We've discussed the benefits of Active Release Therapy having experienced it personally. One professional athlete we know had Active Release done when he was told he needed surgery. After a few sessions of ART surgery was not needed. Long Island is the home of one of the very best Active Release Therapy practitioners–Dr. Durlan Castro. Contact me after you read the below article by Mike Westerdal if it sounds like something you can use.
Active Release Therapy for Strength Athletes
This past week was one of the best at CrossFit Suffolk and we had the opportunity to work with and speak to many athletes and potential athletes. With the conversations came some interesting questions. Nothing out of the ordinary, but questions worth repeating from time to time.
Question 1: "You don't have women doing pull ups do you?"
This came from a man inquiring about training for his wife. Yes, there is a difference between men and women……..just look and you can usually see. Yes, generally speaking, women don't have as much upper body strength as men. Now that I've gotten the obvious out of the way….. we train women to do pull ups if they don't come to us with that particular skill. Yes…skill. We consider strength to be a skill therefore we practice to be stronger. I realize the question is based on the women in the local globo gyms and the women who hire personal trainers who believe a set of little pink dumbells and a giant blow up ball is all you need to achieve fitness. For these women the thought of doing pull ups is beyond the realm of "normalcy". They can't or won't do pull ups for two main reasons: They don't believe they should or don't believe they could.
BCF(Before CrossFit) my wife worked out in a local gym where she did pull ups on a regular basis. She was known in the gym as "That Girl That Does Pull Ups". Other gym members would bump into her around town and ask, "Aren't you the girl from the gym with the pull ups." Some men would look around to make sure no one was looking then quietly approach her to get pull up coaching. Other men would watch her do pull ups and get a look of genuine disgust as if to say, "How dare she? I can't do pull ups. What business does she have doing pull ups?"
Of all the things we believe about women, two of them fly in the face of conventional thinking:
1) Women can be strong in the upper body.
2) Women can effectively stop a violent male attacker.
It's easy to defend because we can provide NUMEROUS examples of both.
Train and believe. Believe and train.
Question 2: "Don't you still need cardio?"
This came from a new, well meaning athlete. I blame myself for the question because the question is not odd, but it came during an introductory class. It came after my "blurring the lines between strength and cardio training" and discussing working the different energy systems in the same workout. Not to worry though. This question is sooooooo easy to answer when the person asking is just about to be introduced to a taste of CrossFit workout. No words, no explanation I offer will ever do the justice of a few short rounds of thrusters, wall ball and step ups. Five minutes of "Cindy" does the trick as well. The cardio question disappears never to be heard from again.

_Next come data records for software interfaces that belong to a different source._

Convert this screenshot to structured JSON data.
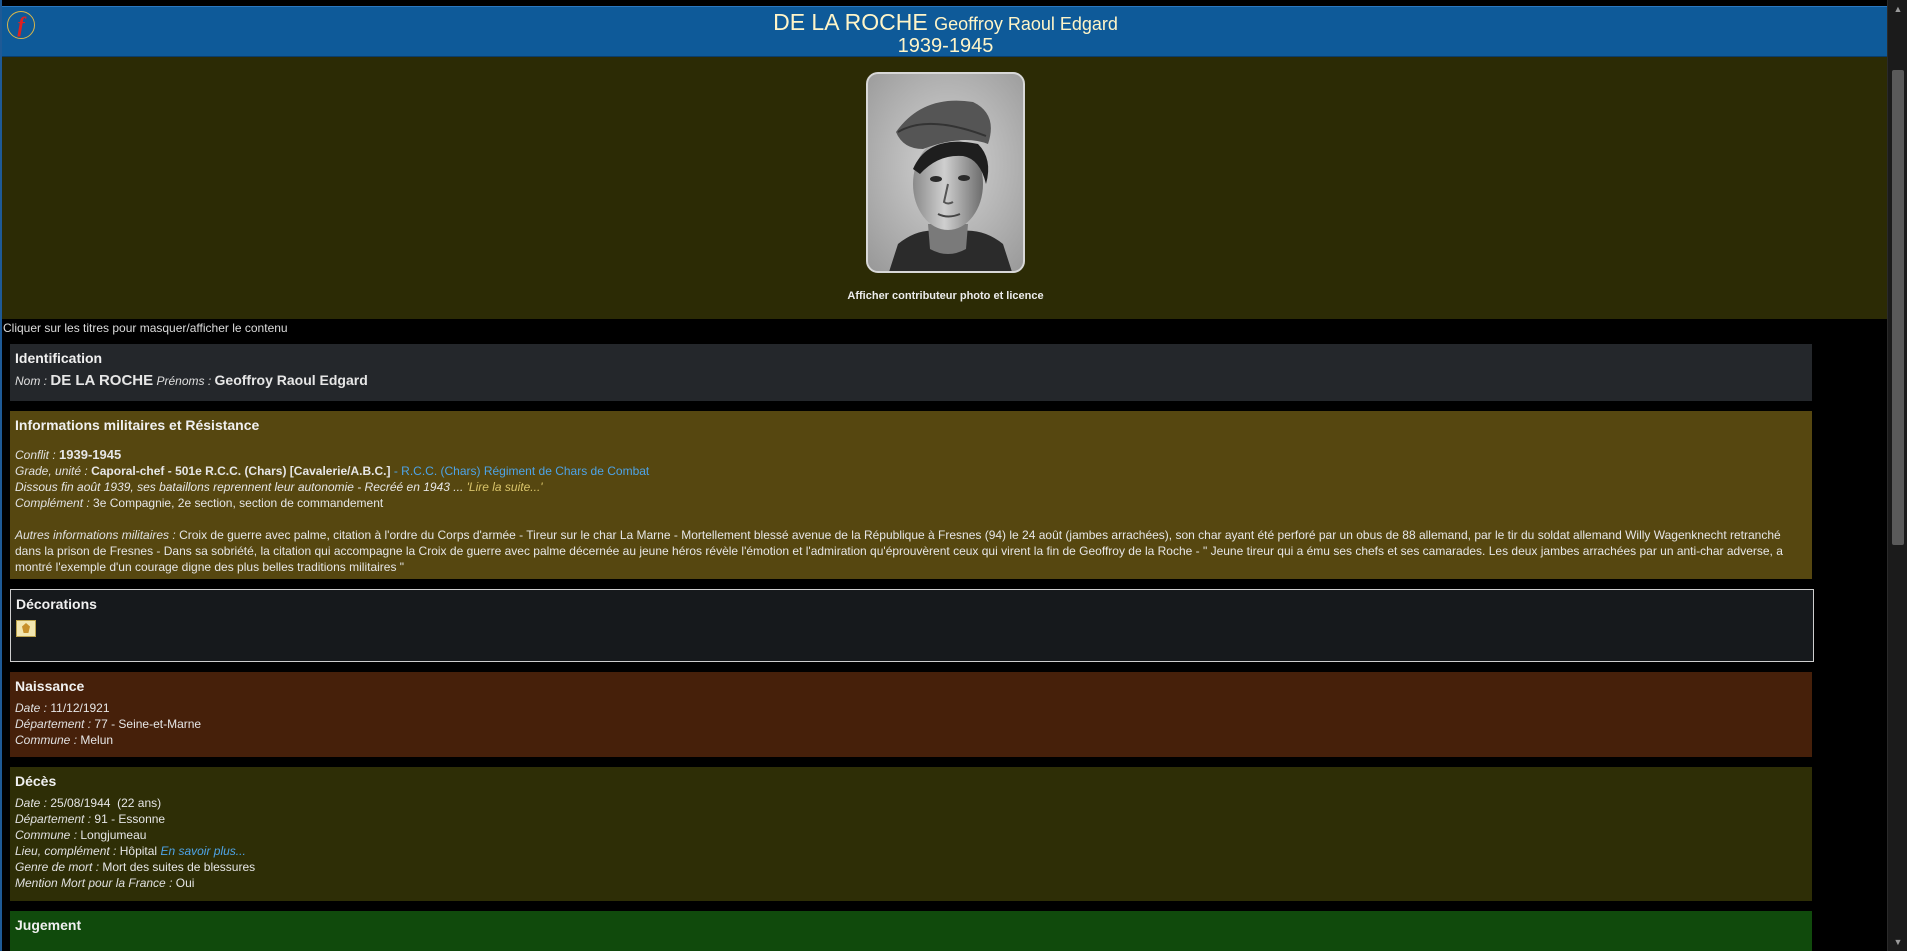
{
  "header": {
    "logo_letter": "f",
    "surname": "DE LA ROCHE",
    "given_names": "Geoffroy Raoul Edgard",
    "period": "1939-1945"
  },
  "photo": {
    "credit_link": "Afficher contributeur photo et licence"
  },
  "hint": "Cliquer sur les titres pour masquer/afficher le contenu",
  "identification": {
    "title": "Identification",
    "nom_label": "Nom :",
    "nom": "DE LA ROCHE",
    "prenoms_label": "Prénoms :",
    "prenoms": "Geoffroy Raoul Edgard"
  },
  "militaire": {
    "title": "Informations militaires et Résistance",
    "conflit_label": "Conflit :",
    "conflit": "1939-1945",
    "grade_label": "Grade, unité :",
    "grade": "Caporal-chef - 501e R.C.C. (Chars) [Cavalerie/A.B.C.]",
    "grade_link": "- R.C.C. (Chars) Régiment de Chars de Combat",
    "dissous": "Dissous fin août 1939, ses bataillons reprennent leur autonomie - Recréé en 1943 ...",
    "lire_suite": "'Lire la suite...'",
    "complement_label": "Complément :",
    "complement": "3e Compagnie, 2e section, section de commandement",
    "autres_label": "Autres informations militaires :",
    "autres": "Croix de guerre avec palme, citation à l'ordre du Corps d'armée - Tireur sur le char La Marne - Mortellement blessé avenue de la République à Fresnes (94) le 24 août (jambes arrachées), son char ayant été perforé par un obus de 88 allemand, par le tir du soldat allemand Willy Wagenknecht retranché dans la prison de Fresnes - Dans sa sobriété, la citation qui accompagne la Croix de guerre avec palme décernée au jeune héros révèle l'émotion et l'admiration qu'éprouvèrent ceux qui virent la fin de Geoffroy de la Roche - \" Jeune tireur qui a ému ses chefs et ses camarades. Les deux jambes arrachées par un anti-char adverse, a montré l'exemple d'un courage digne des plus belles traditions militaires \""
  },
  "decorations": {
    "title": "Décorations",
    "medal_icon": "croix-de-guerre-icon"
  },
  "naissance": {
    "title": "Naissance",
    "date_label": "Date :",
    "date": "11/12/1921",
    "dept_label": "Département :",
    "dept": "77 - Seine-et-Marne",
    "commune_label": "Commune :",
    "commune": "Melun"
  },
  "deces": {
    "title": "Décès",
    "date_label": "Date :",
    "date": "25/08/1944  (22 ans)",
    "dept_label": "Département :",
    "dept": "91 - Essonne",
    "commune_label": "Commune :",
    "commune": "Longjumeau",
    "lieu_label": "Lieu, complément :",
    "lieu": "Hôpital",
    "lieu_link": "En savoir plus...",
    "genre_label": "Genre de mort :",
    "genre": "Mort des suites de blessures",
    "mention_label": "Mention Mort pour la France :",
    "mention": "Oui"
  },
  "jugement": {
    "title": "Jugement"
  },
  "colors": {
    "header_bg": "#0e5a99",
    "photo_bg": "#2c2b05",
    "ident_bg": "#24272b",
    "mil_bg": "#564710",
    "naiss_bg": "#46200a",
    "deces_bg": "#2e2e06",
    "jug_bg": "#104a0c",
    "link": "#4ea3e6"
  }
}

We're never concerned with the cardio question when it comes from an athlete willing to try CrossFit. We can't help think that there are those who have the same question when reading about CrossFit, but will never try it.